The 2000 season was a split-even year with the team finishing with a 10-10 record that earned them second place in the MAC. Next season proved to be a huge year for the field hockey team, with a 16-5 record and their first MAC Championship since 1987.
The team also made a splash during the 2001 season when they went to the NCAA tournament for the first time in school history. The success of this year also earned Coach Morris the NFHCA West Region Coach of the Year and player Ali Johnstone the MAC Player of the Year and Ohio Female Student Athlete of the Year awards.
Johnstone would also go on to earn her second round of All-American honors, and Lauren Mazziotto would earn her first.

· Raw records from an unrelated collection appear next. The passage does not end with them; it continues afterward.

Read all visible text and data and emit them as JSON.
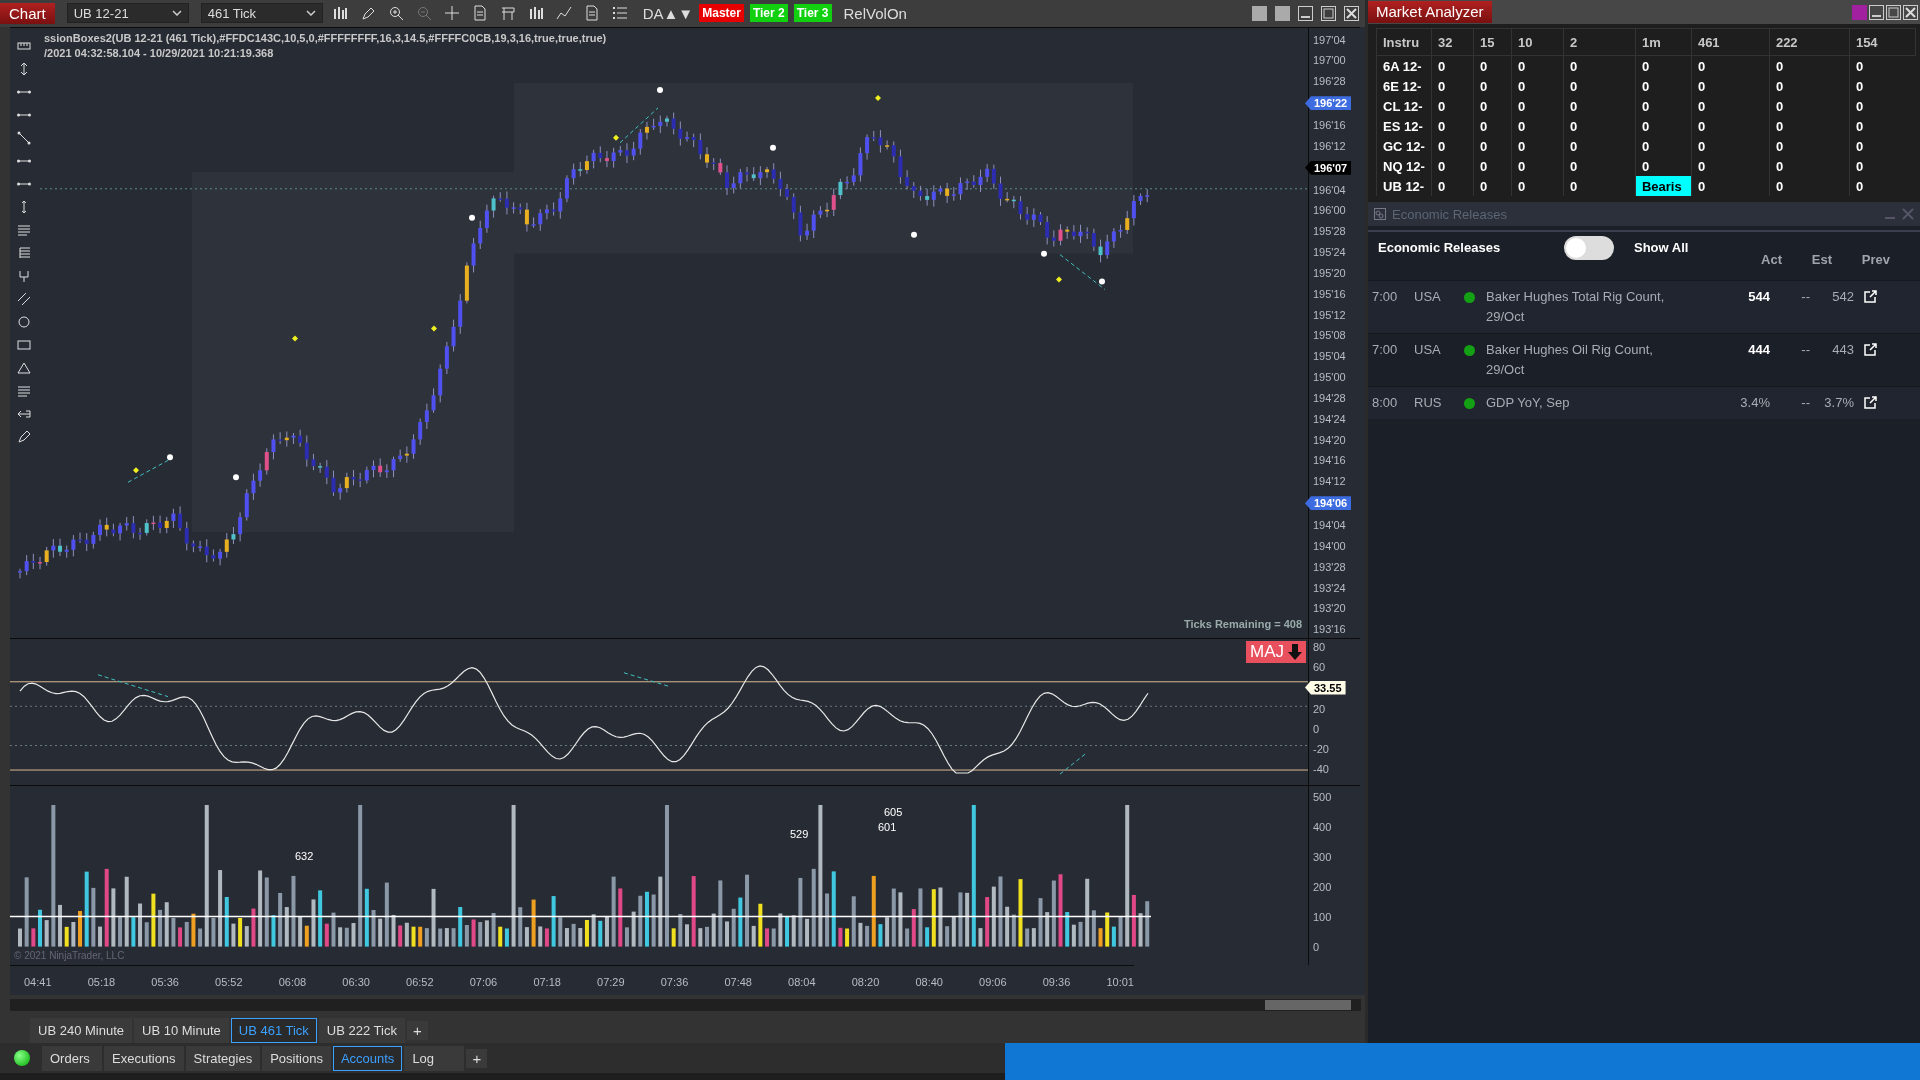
{
  "chart_window": {
    "title": "Chart",
    "instrument": "UB 12-21",
    "period": "461 Tick",
    "toolbar_text": "DA▲▼",
    "badges": [
      {
        "label": "Master",
        "color": "#e80000"
      },
      {
        "label": "Tier 2",
        "color": "#10d010"
      },
      {
        "label": "Tier 3",
        "color": "#10d010"
      }
    ],
    "relvol": "RelVolOn",
    "indicator_text": "ssionBoxes2(UB 12-21 (461 Tick),#FFDC143C,10,5,0,#FFFFFFFF,16,3,14.5,#FFFFC0CB,19,3,16,true,true,true)",
    "range_text": "/2021 04:32:58.104 - 10/29/2021 10:21:19.368",
    "ticks_remaining": "Ticks Remaining = 408",
    "price_axis": [
      {
        "kind": "tick",
        "label": "197'04"
      },
      {
        "kind": "tick",
        "label": "197'00"
      },
      {
        "kind": "tick",
        "label": "196'28"
      },
      {
        "kind": "marker",
        "label": "196'22",
        "color": "#3d6be0"
      },
      {
        "kind": "tick",
        "label": "196'16"
      },
      {
        "kind": "tick",
        "label": "196'12"
      },
      {
        "kind": "marker",
        "label": "196'07",
        "color": "#000000"
      },
      {
        "kind": "tick",
        "label": "196'04"
      },
      {
        "kind": "tick",
        "label": "196'00"
      },
      {
        "kind": "tick",
        "label": "195'28"
      },
      {
        "kind": "tick",
        "label": "195'24"
      },
      {
        "kind": "tick",
        "label": "195'20"
      },
      {
        "kind": "tick",
        "label": "195'16"
      },
      {
        "kind": "tick",
        "label": "195'12"
      },
      {
        "kind": "tick",
        "label": "195'08"
      },
      {
        "kind": "tick",
        "label": "195'04"
      },
      {
        "kind": "tick",
        "label": "195'00"
      },
      {
        "kind": "tick",
        "label": "194'28"
      },
      {
        "kind": "tick",
        "label": "194'24"
      },
      {
        "kind": "tick",
        "label": "194'20"
      },
      {
        "kind": "tick",
        "label": "194'16"
      },
      {
        "kind": "tick",
        "label": "194'12"
      },
      {
        "kind": "marker",
        "label": "194'06",
        "color": "#3d6be0"
      },
      {
        "kind": "tick",
        "label": "194'04"
      },
      {
        "kind": "tick",
        "label": "194'00"
      },
      {
        "kind": "tick",
        "label": "193'28"
      },
      {
        "kind": "tick",
        "label": "193'24"
      },
      {
        "kind": "tick",
        "label": "193'20"
      },
      {
        "kind": "tick",
        "label": "193'16"
      }
    ],
    "oscillator": {
      "badge": "MAJ",
      "axis": [
        {
          "kind": "tick",
          "label": "80"
        },
        {
          "kind": "tick",
          "label": "60"
        },
        {
          "kind": "marker",
          "label": "33.55",
          "color": "#fffde8"
        },
        {
          "kind": "tick",
          "label": "20"
        },
        {
          "kind": "tick",
          "label": "0"
        },
        {
          "kind": "tick",
          "label": "-20"
        },
        {
          "kind": "tick",
          "label": "-40"
        }
      ]
    },
    "volume": {
      "labels": [
        "632",
        "529",
        "605",
        "601"
      ],
      "copyright": "© 2021 NinjaTrader, LLC",
      "axis": [
        {
          "kind": "tick",
          "label": "500"
        },
        {
          "kind": "tick",
          "label": "400"
        },
        {
          "kind": "tick",
          "label": "300"
        },
        {
          "kind": "tick",
          "label": "200"
        },
        {
          "kind": "tick",
          "label": "100"
        },
        {
          "kind": "tick",
          "label": "0"
        }
      ]
    },
    "time_axis": [
      "04:41",
      "05:18",
      "05:36",
      "05:52",
      "06:08",
      "06:30",
      "06:52",
      "07:06",
      "07:18",
      "07:29",
      "07:36",
      "07:48",
      "08:04",
      "08:20",
      "08:40",
      "09:06",
      "09:36",
      "10:01"
    ],
    "chart_tabs": [
      {
        "label": "UB 240 Minute",
        "selected": false
      },
      {
        "label": "UB 10 Minute",
        "selected": false
      },
      {
        "label": "UB 461 Tick",
        "selected": true
      },
      {
        "label": "UB 222 Tick",
        "selected": false
      }
    ],
    "add_tab": "+"
  },
  "market_analyzer": {
    "title": "Market Analyzer",
    "columns": [
      "Instru",
      "32",
      "15",
      "10",
      "2",
      "1m",
      "461",
      "222",
      "154"
    ],
    "rows": [
      {
        "cells": [
          "6A 12-",
          "0",
          "0",
          "0",
          "0",
          "0",
          "0",
          "0",
          "0"
        ]
      },
      {
        "cells": [
          "6E 12-",
          "0",
          "0",
          "0",
          "0",
          "0",
          "0",
          "0",
          "0"
        ]
      },
      {
        "cells": [
          "CL 12-",
          "0",
          "0",
          "0",
          "0",
          "0",
          "0",
          "0",
          "0"
        ]
      },
      {
        "cells": [
          "ES 12-",
          "0",
          "0",
          "0",
          "0",
          "0",
          "0",
          "0",
          "0"
        ]
      },
      {
        "cells": [
          "GC 12-",
          "0",
          "0",
          "0",
          "0",
          "0",
          "0",
          "0",
          "0"
        ]
      },
      {
        "cells": [
          "NQ 12-",
          "0",
          "0",
          "0",
          "0",
          "0",
          "0",
          "0",
          "0"
        ]
      },
      {
        "cells": [
          "UB 12-",
          "0",
          "0",
          "0",
          "0",
          {
            "text": "Bearis",
            "color": "#00ffff"
          },
          "0",
          "0",
          "0"
        ]
      }
    ]
  },
  "economic_releases": {
    "window_title": "Economic Releases",
    "heading": "Economic Releases",
    "show_all": {
      "label": "Show All",
      "on": false
    },
    "columns": [
      "Act",
      "Est",
      "Prev"
    ],
    "rows": [
      {
        "time": "7:00",
        "country": "USA",
        "color": "#14a014",
        "event": "Baker Hughes Total Rig Count, 29/Oct",
        "act": "544",
        "act_emphasis": true,
        "est": "--",
        "prev": "542"
      },
      {
        "time": "7:00",
        "country": "USA",
        "color": "#14a014",
        "event": "Baker Hughes Oil Rig Count, 29/Oct",
        "act": "444",
        "act_emphasis": true,
        "est": "--",
        "prev": "443"
      },
      {
        "time": "8:00",
        "country": "RUS",
        "color": "#14a014",
        "event": "GDP YoY, Sep",
        "act": "3.4%",
        "act_emphasis": false,
        "est": "--",
        "prev": "3.7%"
      }
    ]
  },
  "bottom_bar": {
    "connected": true,
    "tabs": [
      {
        "label": "Orders",
        "selected": false
      },
      {
        "label": "Executions",
        "selected": false
      },
      {
        "label": "Strategies",
        "selected": false
      },
      {
        "label": "Positions",
        "selected": false
      },
      {
        "label": "Accounts",
        "selected": true
      },
      {
        "label": "Log",
        "selected": false
      }
    ],
    "add_tab": "+"
  }
}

The Bobcats would continue to be successful, winning 28 games from 2002-2004, with the ’04 season being Coach Morris’ last. Coach Neil Macmillan would take over the program in 2005, the team going 8-12 his first year and player Lindsay Rotherberger winning MAC Player of the Year.
The 2006 and 2007 seasons brought back-to-back MAC Championships and NCAA Tournament appearances for the Bobcats, earning Coach Macmillan the MAC Coach of the Year award in 2006 and the NFHCA West Region Coach of the Year award in 2007. The Bobcats went 11-12 in the 2008 season, placing third in the MAC, but would go on to win another championship in 2009. Ohio also made its third appearance in the NCAA tournament in the decade during the 2009 season.
Coach Macmillan also won his second MAC Coach of the Year honor for the outstanding work of the 2009 team. Freshman Andrea Biegalski earned the honor of MAC Freshman of the Year, capping off an incredible season. The 2000s were dominant years for the Bobcats, they placed 46 player on All-MAC teams, giving them confidence going into the next decade.
Coach Macmillan stayed with the Bobcats to begin the new decade and started it with a third-place conference finish at 12-10. The next season was another big one for the Bobcats, finishing 19-5 and with another MAC championship and NCAA tournament appearance.
Coach Macmillan would win his third MAC Coach of the Year award for his efforts, while players Cayleigh Immelman won MAC Freshman of the year and Louzeth Schutte won MAC Player of the year.
The Bobcats continued the momentum into the next few seasons under Coach Macmillan, going 39-63 from 2012-2017. Due to her outstanding presence on the field, player Luli Gomez Temel won the MAC Player of the Year award for her efforts during the 2013 season.
The 2018 season began with a coaching change for the field hockey team, bringing alumnus Ali Johnstone in to take over the program. In her first season, Coach Johnstone led the Bobcats to a 5-12 record, finishing fourth in the MAC. Next season would be a split record of 8-8, with player Kendall Ballard earning the MAC Offensive Player of the Year award.
While the outlook for the future regarding sports may be uncertain, it is certain that Ohio field hockey will remain a force to be reckoned with within the Mid-American Conference. The team has been an important part to university history and will continue to be for years to come. Although the 2020 season may be on pause, there are lots of things to celebrate about these athletes.